Exercise data:
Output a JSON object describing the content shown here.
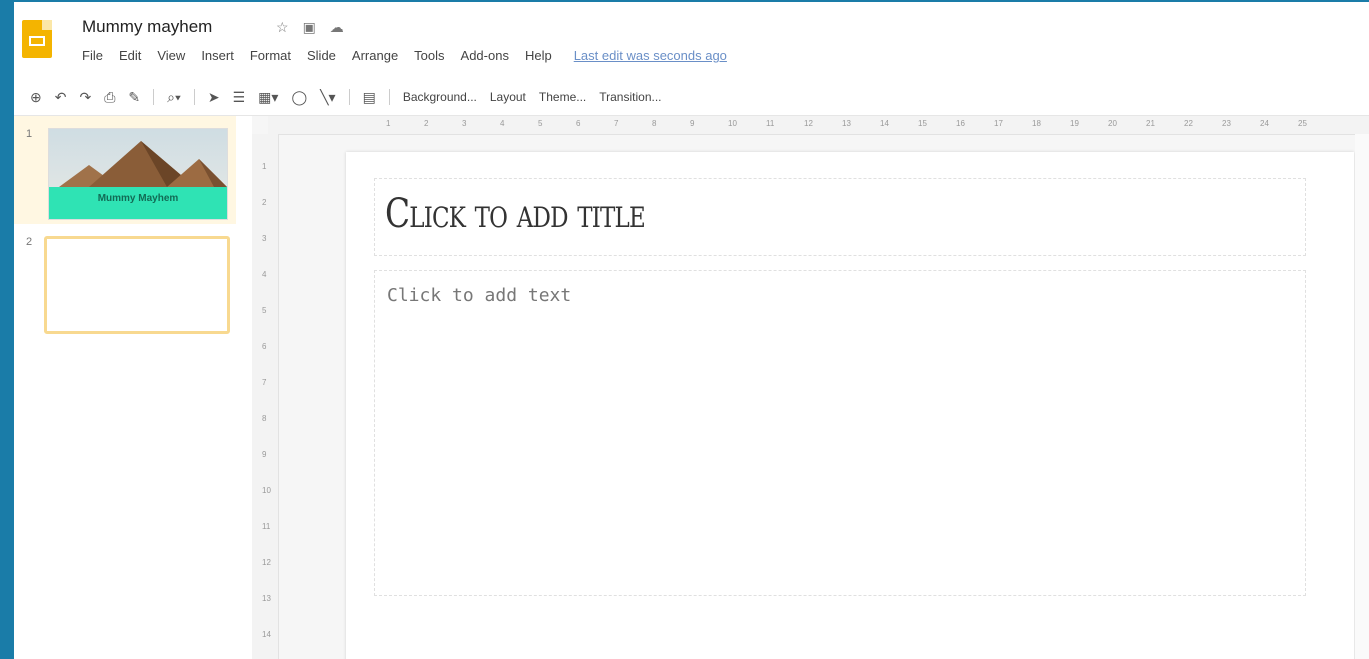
{
  "document": {
    "title": "Mummy mayhem",
    "title_icons": [
      "star-icon",
      "folder-icon",
      "cloud-icon"
    ]
  },
  "menu": [
    "File",
    "Edit",
    "View",
    "Insert",
    "Format",
    "Slide",
    "Arrange",
    "Tools",
    "Add-ons",
    "Help"
  ],
  "last_edit": "Last edit was seconds ago",
  "toolbar": {
    "icons": [
      "new-slide-icon",
      "undo-icon",
      "redo-icon",
      "print-icon",
      "paint-format-icon",
      "zoom-icon",
      "select-icon",
      "textbox-icon",
      "image-icon",
      "shape-icon",
      "line-icon",
      "comment-icon"
    ],
    "background_label": "Background...",
    "layout_label": "Layout",
    "theme_label": "Theme...",
    "transition_label": "Transition..."
  },
  "slides": [
    {
      "number": "1",
      "title": "Mummy Mayhem"
    },
    {
      "number": "2"
    }
  ],
  "current_slide": {
    "title_placeholder": "Click to add title",
    "body_placeholder": "Click to add text"
  },
  "ruler": {
    "horizontal": [
      "1",
      "2",
      "3",
      "4",
      "5",
      "6",
      "7",
      "8",
      "9",
      "10",
      "11",
      "12",
      "13",
      "14",
      "15",
      "16",
      "17",
      "18",
      "19",
      "20",
      "21",
      "22",
      "23",
      "24",
      "25"
    ],
    "vertical": [
      "1",
      "2",
      "3",
      "4",
      "5",
      "6",
      "7",
      "8",
      "9",
      "10",
      "11",
      "12",
      "13",
      "14"
    ]
  },
  "colors": {
    "accent": "#f4b400",
    "title_band": "#2fe3b4",
    "selection": "#f8d990",
    "window_frame": "#1a7ca8"
  }
}
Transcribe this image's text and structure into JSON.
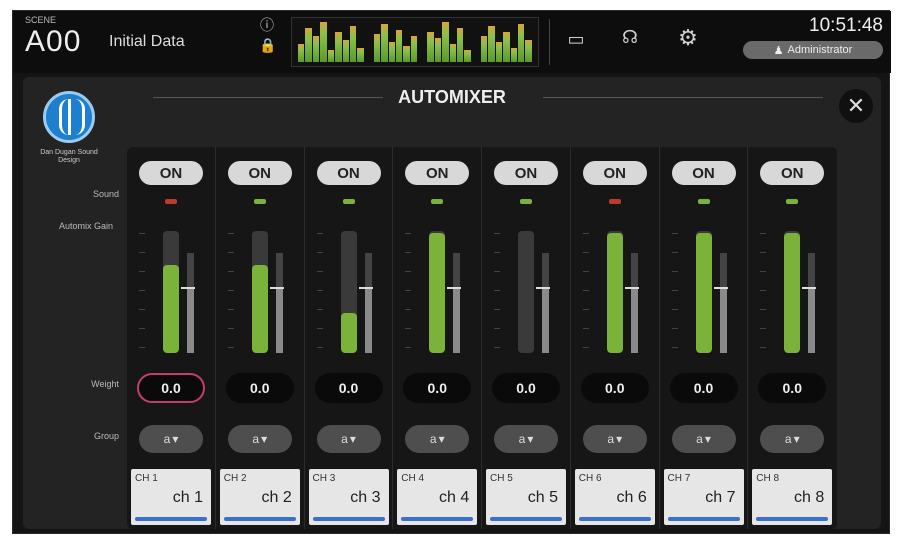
{
  "header": {
    "scene_label": "SCENE",
    "scene_number": "A00",
    "scene_name": "Initial Data",
    "clock": "10:51:48",
    "user": "Administrator",
    "icons": [
      "info-icon",
      "lock-icon",
      "display-icon",
      "headphones-icon",
      "gear-icon"
    ]
  },
  "panel": {
    "title": "AUTOMIXER",
    "logo_text": "Dan Dugan Sound Design",
    "labels": {
      "sound": "Sound",
      "gain": "Automix Gain",
      "weight": "Weight",
      "group": "Group"
    }
  },
  "channels": [
    {
      "on_label": "ON",
      "weight": "0.0",
      "group": "a",
      "num": "CH 1",
      "name": "ch 1",
      "led_color": "#c0392b",
      "gain_level": 0.72,
      "sub_level": 0.66,
      "selected": true
    },
    {
      "on_label": "ON",
      "weight": "0.0",
      "group": "a",
      "num": "CH 2",
      "name": "ch 2",
      "led_color": "#7bb23a",
      "gain_level": 0.72,
      "sub_level": 0.66,
      "selected": false
    },
    {
      "on_label": "ON",
      "weight": "0.0",
      "group": "a",
      "num": "CH 3",
      "name": "ch 3",
      "led_color": "#7bb23a",
      "gain_level": 0.33,
      "sub_level": 0.66,
      "selected": false
    },
    {
      "on_label": "ON",
      "weight": "0.0",
      "group": "a",
      "num": "CH 4",
      "name": "ch 4",
      "led_color": "#7bb23a",
      "gain_level": 0.98,
      "sub_level": 0.66,
      "selected": false
    },
    {
      "on_label": "ON",
      "weight": "0.0",
      "group": "a",
      "num": "CH 5",
      "name": "ch 5",
      "led_color": "#7bb23a",
      "gain_level": 0.0,
      "sub_level": 0.66,
      "selected": false
    },
    {
      "on_label": "ON",
      "weight": "0.0",
      "group": "a",
      "num": "CH 6",
      "name": "ch 6",
      "led_color": "#c0392b",
      "gain_level": 0.98,
      "sub_level": 0.66,
      "selected": false
    },
    {
      "on_label": "ON",
      "weight": "0.0",
      "group": "a",
      "num": "CH 7",
      "name": "ch 7",
      "led_color": "#7bb23a",
      "gain_level": 0.98,
      "sub_level": 0.66,
      "selected": false
    },
    {
      "on_label": "ON",
      "weight": "0.0",
      "group": "a",
      "num": "CH 8",
      "name": "ch 8",
      "led_color": "#7bb23a",
      "gain_level": 0.98,
      "sub_level": 0.66,
      "selected": false
    }
  ]
}
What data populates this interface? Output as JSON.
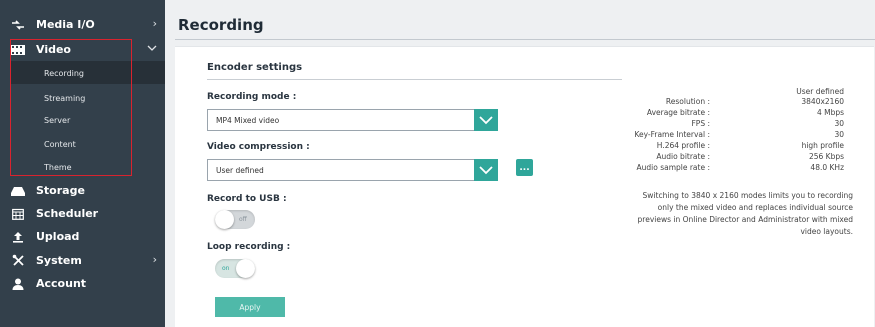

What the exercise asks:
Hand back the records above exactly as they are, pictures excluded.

Completed exercise:
Output a JSON object describing the content shown here.
{
  "document": {
    "title": "Mummy mayhem",
    "title_icons": [
      "star-icon",
      "folder-icon",
      "cloud-icon"
    ]
  },
  "menu": [
    "File",
    "Edit",
    "View",
    "Insert",
    "Format",
    "Slide",
    "Arrange",
    "Tools",
    "Add-ons",
    "Help"
  ],
  "last_edit": "Last edit was seconds ago",
  "toolbar": {
    "icons": [
      "new-slide-icon",
      "undo-icon",
      "redo-icon",
      "print-icon",
      "paint-format-icon",
      "zoom-icon",
      "select-icon",
      "textbox-icon",
      "image-icon",
      "shape-icon",
      "line-icon",
      "comment-icon"
    ],
    "background_label": "Background...",
    "layout_label": "Layout",
    "theme_label": "Theme...",
    "transition_label": "Transition..."
  },
  "slides": [
    {
      "number": "1",
      "title": "Mummy Mayhem"
    },
    {
      "number": "2"
    }
  ],
  "current_slide": {
    "title_placeholder": "Click to add title",
    "body_placeholder": "Click to add text"
  },
  "ruler": {
    "horizontal": [
      "1",
      "2",
      "3",
      "4",
      "5",
      "6",
      "7",
      "8",
      "9",
      "10",
      "11",
      "12",
      "13",
      "14",
      "15",
      "16",
      "17",
      "18",
      "19",
      "20",
      "21",
      "22",
      "23",
      "24",
      "25"
    ],
    "vertical": [
      "1",
      "2",
      "3",
      "4",
      "5",
      "6",
      "7",
      "8",
      "9",
      "10",
      "11",
      "12",
      "13",
      "14"
    ]
  },
  "colors": {
    "accent": "#f4b400",
    "title_band": "#2fe3b4",
    "selection": "#f8d990",
    "window_frame": "#1a7ca8"
  }
}
Transcribe this image's text and structure into JSON.
{
  "header": {
    "scene_label": "SCENE",
    "scene_number": "A00",
    "scene_name": "Initial Data",
    "clock": "10:51:48",
    "user": "Administrator",
    "icons": [
      "info-icon",
      "lock-icon",
      "display-icon",
      "headphones-icon",
      "gear-icon"
    ]
  },
  "panel": {
    "title": "AUTOMIXER",
    "logo_text": "Dan Dugan Sound Design",
    "labels": {
      "sound": "Sound",
      "gain": "Automix Gain",
      "weight": "Weight",
      "group": "Group"
    }
  },
  "channels": [
    {
      "on_label": "ON",
      "weight": "0.0",
      "group": "a",
      "num": "CH 1",
      "name": "ch 1",
      "led_color": "#c0392b",
      "gain_level": 0.72,
      "sub_level": 0.66,
      "selected": true
    },
    {
      "on_label": "ON",
      "weight": "0.0",
      "group": "a",
      "num": "CH 2",
      "name": "ch 2",
      "led_color": "#7bb23a",
      "gain_level": 0.72,
      "sub_level": 0.66,
      "selected": false
    },
    {
      "on_label": "ON",
      "weight": "0.0",
      "group": "a",
      "num": "CH 3",
      "name": "ch 3",
      "led_color": "#7bb23a",
      "gain_level": 0.33,
      "sub_level": 0.66,
      "selected": false
    },
    {
      "on_label": "ON",
      "weight": "0.0",
      "group": "a",
      "num": "CH 4",
      "name": "ch 4",
      "led_color": "#7bb23a",
      "gain_level": 0.98,
      "sub_level": 0.66,
      "selected": false
    },
    {
      "on_label": "ON",
      "weight": "0.0",
      "group": "a",
      "num": "CH 5",
      "name": "ch 5",
      "led_color": "#7bb23a",
      "gain_level": 0.0,
      "sub_level": 0.66,
      "selected": false
    },
    {
      "on_label": "ON",
      "weight": "0.0",
      "group": "a",
      "num": "CH 6",
      "name": "ch 6",
      "led_color": "#c0392b",
      "gain_level": 0.98,
      "sub_level": 0.66,
      "selected": false
    },
    {
      "on_label": "ON",
      "weight": "0.0",
      "group": "a",
      "num": "CH 7",
      "name": "ch 7",
      "led_color": "#7bb23a",
      "gain_level": 0.98,
      "sub_level": 0.66,
      "selected": false
    },
    {
      "on_label": "ON",
      "weight": "0.0",
      "group": "a",
      "num": "CH 8",
      "name": "ch 8",
      "led_color": "#7bb23a",
      "gain_level": 0.98,
      "sub_level": 0.66,
      "selected": false
    }
  ]
}
What data populates this interface? Output as JSON.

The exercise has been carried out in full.